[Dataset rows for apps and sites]
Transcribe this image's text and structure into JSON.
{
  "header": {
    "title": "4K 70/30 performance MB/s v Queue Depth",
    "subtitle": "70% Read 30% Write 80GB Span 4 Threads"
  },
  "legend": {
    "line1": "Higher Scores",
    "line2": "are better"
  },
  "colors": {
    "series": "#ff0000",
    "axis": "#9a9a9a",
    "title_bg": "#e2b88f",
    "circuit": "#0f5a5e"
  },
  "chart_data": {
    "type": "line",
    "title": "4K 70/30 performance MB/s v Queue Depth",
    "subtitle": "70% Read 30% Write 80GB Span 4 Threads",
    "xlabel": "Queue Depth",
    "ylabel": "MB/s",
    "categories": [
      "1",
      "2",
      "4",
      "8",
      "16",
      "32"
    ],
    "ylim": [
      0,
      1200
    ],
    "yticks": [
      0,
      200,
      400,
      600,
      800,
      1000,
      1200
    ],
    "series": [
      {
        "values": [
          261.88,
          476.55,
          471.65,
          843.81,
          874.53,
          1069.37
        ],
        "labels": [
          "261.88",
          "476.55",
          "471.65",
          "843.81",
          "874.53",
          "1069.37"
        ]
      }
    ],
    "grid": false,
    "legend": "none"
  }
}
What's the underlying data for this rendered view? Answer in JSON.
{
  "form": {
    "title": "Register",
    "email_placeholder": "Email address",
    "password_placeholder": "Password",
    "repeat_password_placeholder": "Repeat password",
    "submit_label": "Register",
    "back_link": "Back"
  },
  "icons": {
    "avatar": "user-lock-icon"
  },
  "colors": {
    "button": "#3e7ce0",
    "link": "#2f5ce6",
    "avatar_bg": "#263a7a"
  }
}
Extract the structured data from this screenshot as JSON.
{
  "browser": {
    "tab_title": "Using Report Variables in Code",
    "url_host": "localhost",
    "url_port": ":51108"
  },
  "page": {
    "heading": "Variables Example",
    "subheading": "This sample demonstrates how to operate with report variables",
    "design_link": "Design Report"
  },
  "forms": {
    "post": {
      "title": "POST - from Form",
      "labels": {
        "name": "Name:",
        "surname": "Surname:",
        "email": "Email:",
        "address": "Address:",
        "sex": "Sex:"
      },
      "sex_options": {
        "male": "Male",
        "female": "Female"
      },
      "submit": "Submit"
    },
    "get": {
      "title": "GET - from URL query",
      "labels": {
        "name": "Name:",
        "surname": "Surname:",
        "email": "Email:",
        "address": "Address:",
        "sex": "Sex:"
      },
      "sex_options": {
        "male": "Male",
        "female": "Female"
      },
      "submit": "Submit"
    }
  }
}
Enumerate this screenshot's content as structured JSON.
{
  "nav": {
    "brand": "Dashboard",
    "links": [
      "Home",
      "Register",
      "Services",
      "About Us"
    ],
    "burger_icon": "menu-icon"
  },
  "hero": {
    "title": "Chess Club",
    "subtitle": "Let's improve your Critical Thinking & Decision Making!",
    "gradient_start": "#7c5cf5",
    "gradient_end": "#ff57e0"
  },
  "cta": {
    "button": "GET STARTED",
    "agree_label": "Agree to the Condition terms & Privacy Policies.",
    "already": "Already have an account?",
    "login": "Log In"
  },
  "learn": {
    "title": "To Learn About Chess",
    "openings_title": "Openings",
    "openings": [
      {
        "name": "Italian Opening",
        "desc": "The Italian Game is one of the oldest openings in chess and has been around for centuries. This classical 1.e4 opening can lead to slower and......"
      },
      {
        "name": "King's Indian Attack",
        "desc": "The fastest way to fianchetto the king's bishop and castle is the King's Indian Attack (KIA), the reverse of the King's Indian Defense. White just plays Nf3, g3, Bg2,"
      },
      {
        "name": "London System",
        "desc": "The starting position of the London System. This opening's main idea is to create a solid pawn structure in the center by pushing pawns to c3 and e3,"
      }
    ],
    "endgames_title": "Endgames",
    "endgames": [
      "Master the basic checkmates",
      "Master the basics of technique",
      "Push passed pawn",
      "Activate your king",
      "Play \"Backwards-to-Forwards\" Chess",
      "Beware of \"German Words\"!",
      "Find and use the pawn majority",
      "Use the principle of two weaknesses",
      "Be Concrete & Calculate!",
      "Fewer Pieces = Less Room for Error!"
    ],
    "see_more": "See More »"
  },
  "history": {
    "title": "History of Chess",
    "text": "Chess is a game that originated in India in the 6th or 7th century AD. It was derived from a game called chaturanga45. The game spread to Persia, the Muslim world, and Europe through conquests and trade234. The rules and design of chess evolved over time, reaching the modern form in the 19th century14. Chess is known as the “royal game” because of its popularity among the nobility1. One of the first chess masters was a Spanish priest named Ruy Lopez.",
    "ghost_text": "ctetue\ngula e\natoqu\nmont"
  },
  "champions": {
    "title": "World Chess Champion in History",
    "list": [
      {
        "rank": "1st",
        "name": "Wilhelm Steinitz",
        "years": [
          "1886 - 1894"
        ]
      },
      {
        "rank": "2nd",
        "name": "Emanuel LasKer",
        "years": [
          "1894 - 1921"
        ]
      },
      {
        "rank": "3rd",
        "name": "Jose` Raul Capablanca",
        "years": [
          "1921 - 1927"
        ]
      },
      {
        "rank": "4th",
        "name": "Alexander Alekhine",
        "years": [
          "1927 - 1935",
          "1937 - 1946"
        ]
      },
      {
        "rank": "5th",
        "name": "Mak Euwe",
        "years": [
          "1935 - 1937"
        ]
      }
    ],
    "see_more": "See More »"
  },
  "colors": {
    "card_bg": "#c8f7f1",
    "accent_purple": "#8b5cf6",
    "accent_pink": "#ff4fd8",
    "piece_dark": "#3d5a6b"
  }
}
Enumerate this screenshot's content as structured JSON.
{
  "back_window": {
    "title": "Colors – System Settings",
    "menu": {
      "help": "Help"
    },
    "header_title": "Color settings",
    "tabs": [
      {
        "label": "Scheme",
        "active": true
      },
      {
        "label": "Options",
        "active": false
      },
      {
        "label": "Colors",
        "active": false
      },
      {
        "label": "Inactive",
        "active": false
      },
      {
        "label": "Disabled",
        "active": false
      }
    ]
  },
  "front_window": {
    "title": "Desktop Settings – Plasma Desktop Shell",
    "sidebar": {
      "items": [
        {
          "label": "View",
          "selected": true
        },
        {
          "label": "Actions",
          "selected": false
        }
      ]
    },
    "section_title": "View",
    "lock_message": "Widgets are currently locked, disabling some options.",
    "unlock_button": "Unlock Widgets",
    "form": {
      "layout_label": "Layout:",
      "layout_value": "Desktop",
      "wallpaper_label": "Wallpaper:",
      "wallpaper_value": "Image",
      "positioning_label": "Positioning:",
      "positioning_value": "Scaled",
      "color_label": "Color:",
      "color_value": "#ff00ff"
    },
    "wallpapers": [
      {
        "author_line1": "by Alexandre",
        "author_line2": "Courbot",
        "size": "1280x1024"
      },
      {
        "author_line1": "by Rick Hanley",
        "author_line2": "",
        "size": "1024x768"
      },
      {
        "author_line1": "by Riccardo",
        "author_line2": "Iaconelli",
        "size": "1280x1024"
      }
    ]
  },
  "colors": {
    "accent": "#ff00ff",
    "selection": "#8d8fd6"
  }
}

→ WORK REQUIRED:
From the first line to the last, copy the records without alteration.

→ SOLUTION FOR THIS PROBLEM:
Transcribe this image's text and structure into JSON.
{
  "header": {
    "title": "4K 70/30 performance MB/s v Queue Depth",
    "subtitle": "70% Read 30% Write 80GB Span 4 Threads"
  },
  "legend": {
    "line1": "Higher Scores",
    "line2": "are better"
  },
  "colors": {
    "series": "#ff0000",
    "axis": "#9a9a9a",
    "title_bg": "#e2b88f",
    "circuit": "#0f5a5e"
  },
  "chart_data": {
    "type": "line",
    "title": "4K 70/30 performance MB/s v Queue Depth",
    "subtitle": "70% Read 30% Write 80GB Span 4 Threads",
    "xlabel": "Queue Depth",
    "ylabel": "MB/s",
    "categories": [
      "1",
      "2",
      "4",
      "8",
      "16",
      "32"
    ],
    "ylim": [
      0,
      1200
    ],
    "yticks": [
      0,
      200,
      400,
      600,
      800,
      1000,
      1200
    ],
    "series": [
      {
        "values": [
          261.88,
          476.55,
          471.65,
          843.81,
          874.53,
          1069.37
        ],
        "labels": [
          "261.88",
          "476.55",
          "471.65",
          "843.81",
          "874.53",
          "1069.37"
        ]
      }
    ],
    "grid": false,
    "legend": "none"
  }
}
What's the underlying data for this rendered view? Answer in JSON.
{
  "form": {
    "title": "Register",
    "email_placeholder": "Email address",
    "password_placeholder": "Password",
    "repeat_password_placeholder": "Repeat password",
    "submit_label": "Register",
    "back_link": "Back"
  },
  "icons": {
    "avatar": "user-lock-icon"
  },
  "colors": {
    "button": "#3e7ce0",
    "link": "#2f5ce6",
    "avatar_bg": "#263a7a"
  }
}
Extract the structured data from this screenshot as JSON.
{
  "browser": {
    "tab_title": "Using Report Variables in Code",
    "url_host": "localhost",
    "url_port": ":51108"
  },
  "page": {
    "heading": "Variables Example",
    "subheading": "This sample demonstrates how to operate with report variables",
    "design_link": "Design Report"
  },
  "forms": {
    "post": {
      "title": "POST - from Form",
      "labels": {
        "name": "Name:",
        "surname": "Surname:",
        "email": "Email:",
        "address": "Address:",
        "sex": "Sex:"
      },
      "sex_options": {
        "male": "Male",
        "female": "Female"
      },
      "submit": "Submit"
    },
    "get": {
      "title": "GET - from URL query",
      "labels": {
        "name": "Name:",
        "surname": "Surname:",
        "email": "Email:",
        "address": "Address:",
        "sex": "Sex:"
      },
      "sex_options": {
        "male": "Male",
        "female": "Female"
      },
      "submit": "Submit"
    }
  }
}
Enumerate this screenshot's content as structured JSON.
{
  "nav": {
    "brand": "Dashboard",
    "links": [
      "Home",
      "Register",
      "Services",
      "About Us"
    ],
    "burger_icon": "menu-icon"
  },
  "hero": {
    "title": "Chess Club",
    "subtitle": "Let's improve your Critical Thinking & Decision Making!",
    "gradient_start": "#7c5cf5",
    "gradient_end": "#ff57e0"
  },
  "cta": {
    "button": "GET STARTED",
    "agree_label": "Agree to the Condition terms & Privacy Policies.",
    "already": "Already have an account?",
    "login": "Log In"
  },
  "learn": {
    "title": "To Learn About Chess",
    "openings_title": "Openings",
    "openings": [
      {
        "name": "Italian Opening",
        "desc": "The Italian Game is one of the oldest openings in chess and has been around for centuries. This classical 1.e4 opening can lead to slower and......"
      },
      {
        "name": "King's Indian Attack",
        "desc": "The fastest way to fianchetto the king's bishop and castle is the King's Indian Attack (KIA), the reverse of the King's Indian Defense. White just plays Nf3, g3, Bg2,"
      },
      {
        "name": "London System",
        "desc": "The starting position of the London System. This opening's main idea is to create a solid pawn structure in the center by pushing pawns to c3 and e3,"
      }
    ],
    "endgames_title": "Endgames",
    "endgames": [
      "Master the basic checkmates",
      "Master the basics of technique",
      "Push passed pawn",
      "Activate your king",
      "Play \"Backwards-to-Forwards\" Chess",
      "Beware of \"German Words\"!",
      "Find and use the pawn majority",
      "Use the principle of two weaknesses",
      "Be Concrete & Calculate!",
      "Fewer Pieces = Less Room for Error!"
    ],
    "see_more": "See More »"
  },
  "history": {
    "title": "History of Chess",
    "text": "Chess is a game that originated in India in the 6th or 7th century AD. It was derived from a game called chaturanga45. The game spread to Persia, the Muslim world, and Europe through conquests and trade234. The rules and design of chess evolved over time, reaching the modern form in the 19th century14. Chess is known as the “royal game” because of its popularity among the nobility1. One of the first chess masters was a Spanish priest named Ruy Lopez.",
    "ghost_text": "ctetue\ngula e\natoqu\nmont"
  },
  "champions": {
    "title": "World Chess Champion in History",
    "list": [
      {
        "rank": "1st",
        "name": "Wilhelm Steinitz",
        "years": [
          "1886 - 1894"
        ]
      },
      {
        "rank": "2nd",
        "name": "Emanuel LasKer",
        "years": [
          "1894 - 1921"
        ]
      },
      {
        "rank": "3rd",
        "name": "Jose` Raul Capablanca",
        "years": [
          "1921 - 1927"
        ]
      },
      {
        "rank": "4th",
        "name": "Alexander Alekhine",
        "years": [
          "1927 - 1935",
          "1937 - 1946"
        ]
      },
      {
        "rank": "5th",
        "name": "Mak Euwe",
        "years": [
          "1935 - 1937"
        ]
      }
    ],
    "see_more": "See More »"
  },
  "colors": {
    "card_bg": "#c8f7f1",
    "accent_purple": "#8b5cf6",
    "accent_pink": "#ff4fd8",
    "piece_dark": "#3d5a6b"
  }
}
Enumerate this screenshot's content as structured JSON.
{
  "back_window": {
    "title": "Colors – System Settings",
    "menu": {
      "help": "Help"
    },
    "header_title": "Color settings",
    "tabs": [
      {
        "label": "Scheme",
        "active": true
      },
      {
        "label": "Options",
        "active": false
      },
      {
        "label": "Colors",
        "active": false
      },
      {
        "label": "Inactive",
        "active": false
      },
      {
        "label": "Disabled",
        "active": false
      }
    ]
  },
  "front_window": {
    "title": "Desktop Settings – Plasma Desktop Shell",
    "sidebar": {
      "items": [
        {
          "label": "View",
          "selected": true
        },
        {
          "label": "Actions",
          "selected": false
        }
      ]
    },
    "section_title": "View",
    "lock_message": "Widgets are currently locked, disabling some options.",
    "unlock_button": "Unlock Widgets",
    "form": {
      "layout_label": "Layout:",
      "layout_value": "Desktop",
      "wallpaper_label": "Wallpaper:",
      "wallpaper_value": "Image",
      "positioning_label": "Positioning:",
      "positioning_value": "Scaled",
      "color_label": "Color:",
      "color_value": "#ff00ff"
    },
    "wallpapers": [
      {
        "author_line1": "by Alexandre",
        "author_line2": "Courbot",
        "size": "1280x1024"
      },
      {
        "author_line1": "by Rick Hanley",
        "author_line2": "",
        "size": "1024x768"
      },
      {
        "author_line1": "by Riccardo",
        "author_line2": "Iaconelli",
        "size": "1280x1024"
      }
    ]
  },
  "colors": {
    "accent": "#ff00ff",
    "selection": "#8d8fd6"
  }
}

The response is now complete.